To affix the degree wheel, I stacked some washers under it then held it with the stock magneto rotor bolt. Leave it just snug until you find true TDC then smack it tight enough to spin the engine without moving. When you're playing with the timing, but SURE to use a tight fitting socket on the bolt and a breaker-bar (rather than a ratchet) because you will have to exert effort to open the valves as you turn the crank....but once they go over TDC they'll push the motor ahead with a surprising amount of force if you're not ready to control it. You have to ease it down because you'll be checking at .050" (or some other distance when finding Lobe Center) and if you let it jump ahead it'll totally mess up your readings.
You need the dial indicator to be moving as the cam follower (bucket/tappet) moves and this takes a little ingenuity as there's little space and you'll need to fab up a bent yet thin rod to get to the edge of the follower without getting hit by the cam as it spins. CAN be done...you'll see.
I got a set of dial indicator ends of differing lengths and shapes and found one that fit in OK...just be careful.
The 'decompressor' is only on one exhaust valve, so just put the dial indicator on the other one for a true reading of the centerline.
When you put the cams back in, you'll be trying to get them back in time (of course) but be mindful of which way you were trying to move them and take that into account with the relationship of the line to the head surface. If you move it...it'll no longer be exactly level...but that's what you want!
It all makes a lot more sense once you've got things set up and are trying to do the job. You might make mistakes and go the wrong way at first, but you'll get the hang of it and by the end of the day you'll be in control. With adjustable gears, I worked on mine for an entire week of evenings after work and finished it up on the weekend. Yes...I AM slow.
But I was trying to hit within .1 degree and found this difficult to accomplish...both making such tiny adjustments and then accurately varifying them with the degree wheel. You'll see...it's tricky! And again...you MUST maintain total control of the crankshaft rotation to do this so be sure to have a tight fitting socket and bar to fit the crank bolt.

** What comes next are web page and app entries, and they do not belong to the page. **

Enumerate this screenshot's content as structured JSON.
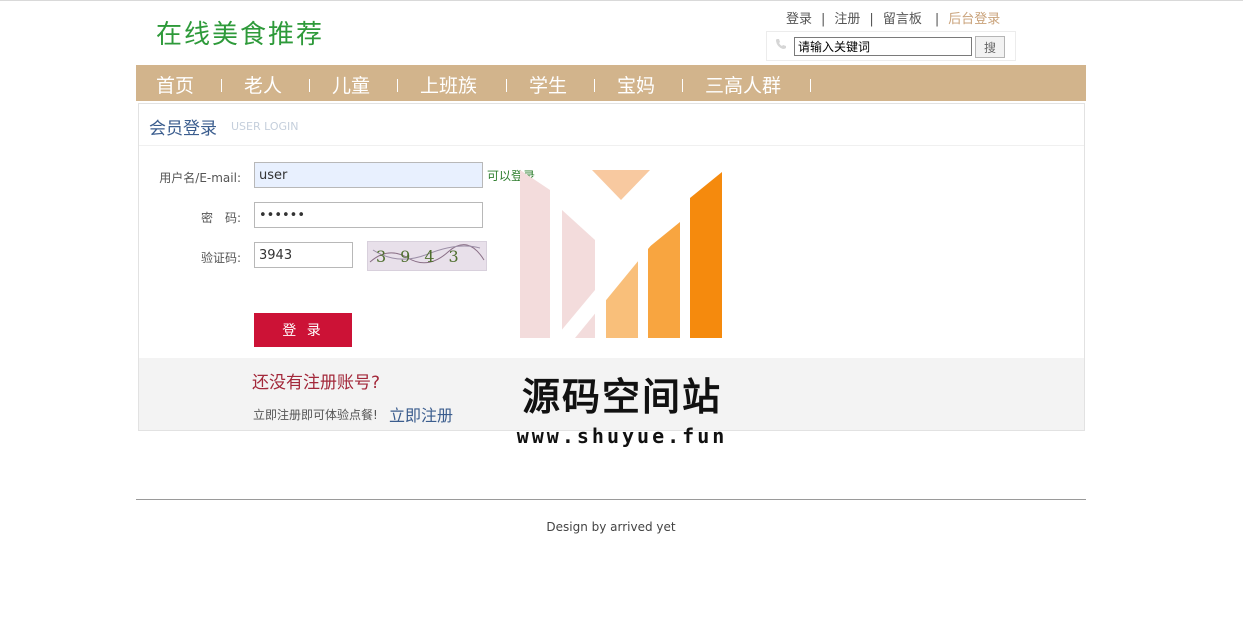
{
  "header": {
    "site_title": "在线美食推荐",
    "links": {
      "login": "登录",
      "register": "注册",
      "guestbook": "留言板",
      "admin_login": "后台登录"
    },
    "separator": "|"
  },
  "search": {
    "value": "请输入关键词",
    "button": "搜",
    "icon": "phone-icon"
  },
  "nav": {
    "items": [
      "首页",
      "老人",
      "儿童",
      "上班族",
      "学生",
      "宝妈",
      "三高人群"
    ],
    "bg_color": "#d2b48c"
  },
  "login": {
    "title": "会员登录",
    "subtitle": "USER LOGIN",
    "username_label": "用户名/E-mail:",
    "username_value": "user",
    "username_status": "可以登录",
    "password_label": "密　码:",
    "password_value": "••••••",
    "captcha_label": "验证码:",
    "captcha_value": "3943",
    "captcha_image_text": "3943",
    "submit": "登 录",
    "submit_color": "#cc1236"
  },
  "register_prompt": {
    "question": "还没有注册账号?",
    "hint": "立即注册即可体验点餐!",
    "link": "立即注册"
  },
  "watermark": {
    "name": "源码空间站",
    "url": "www.shuyue.fun"
  },
  "footer": {
    "text": "Design by arrived yet"
  }
}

Junkie is of course right...the valve clearances won't change just from cam R&R, but when you radically alter the cam lobe positions it's always good practice to check the piston/valve clearances just to be sure you're safe. My cam timings ended up being dictated more by what P/V clearances I was comfortable with than a degree setting that I was trying to hit. The farther you can advance the intake valve the better...but if you get too greedy you can shove the valves into the piston as it's rising to TDC...and that qualifies as BAD. A 'happy place' to be is something that the 'Old Timers' always talked about ....having the intake valve 'chase' the piston down the bore. When you get the timing just right, as the valve opens the clearance to the valve will not change as the piston is moving at the same speed until the valve is near full open. Watch for this when you're adjusting things...the engines run good when set up like this. And on mine...it came at 106 like Mr. Schmidt recommended so perhaps that's why the engines like this setting.

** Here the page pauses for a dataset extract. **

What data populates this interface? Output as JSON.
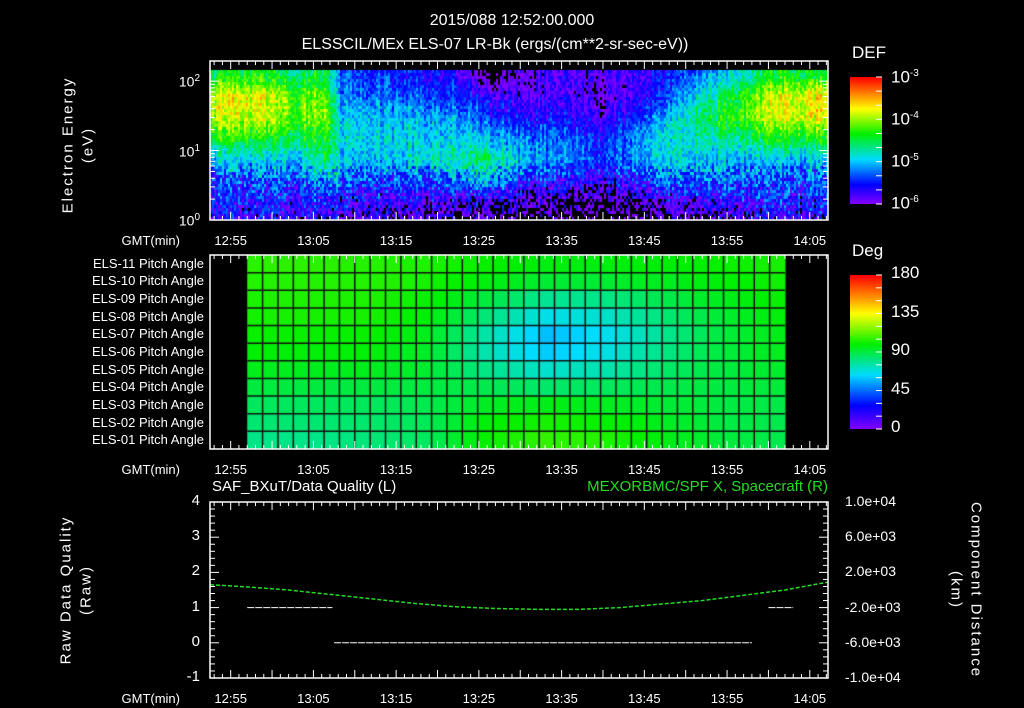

To check P/V clearance you need some way to lever the valve open and you can either fab up something on your own or buy the special tool that can reach in on the edge of the bucket and push the follower down until the valve touches the piston. You do this for the upper 30 degrees of rotation before and after TDC until you get a feel for how close you are. Without milling the top off the jug or the head surface you 'shouldn't' get into P/V clearance problems...but it's still good to check!! With TLR Wiseco pistons and .020" milled off the jugs, .005" off the heads mine was starting to get a little cozy so I was happy to do that extra little bit and check the P/V clearances. Peace of Mind.
Another reminder...keep total control of the crankshaft!!!! I know..you said that already, but if you let it snap ahead on it's own....and you've moved the cams perhaps too far (you won't really know until you degree them afterall) then the possibility of piston striking valve is VERY real. And they won't tolerate much contact without bending....which is BAD. Be careful and it'll be a wonderful experience and the engine will RIP!! You just don't want to damage anything while doing it. Good luck!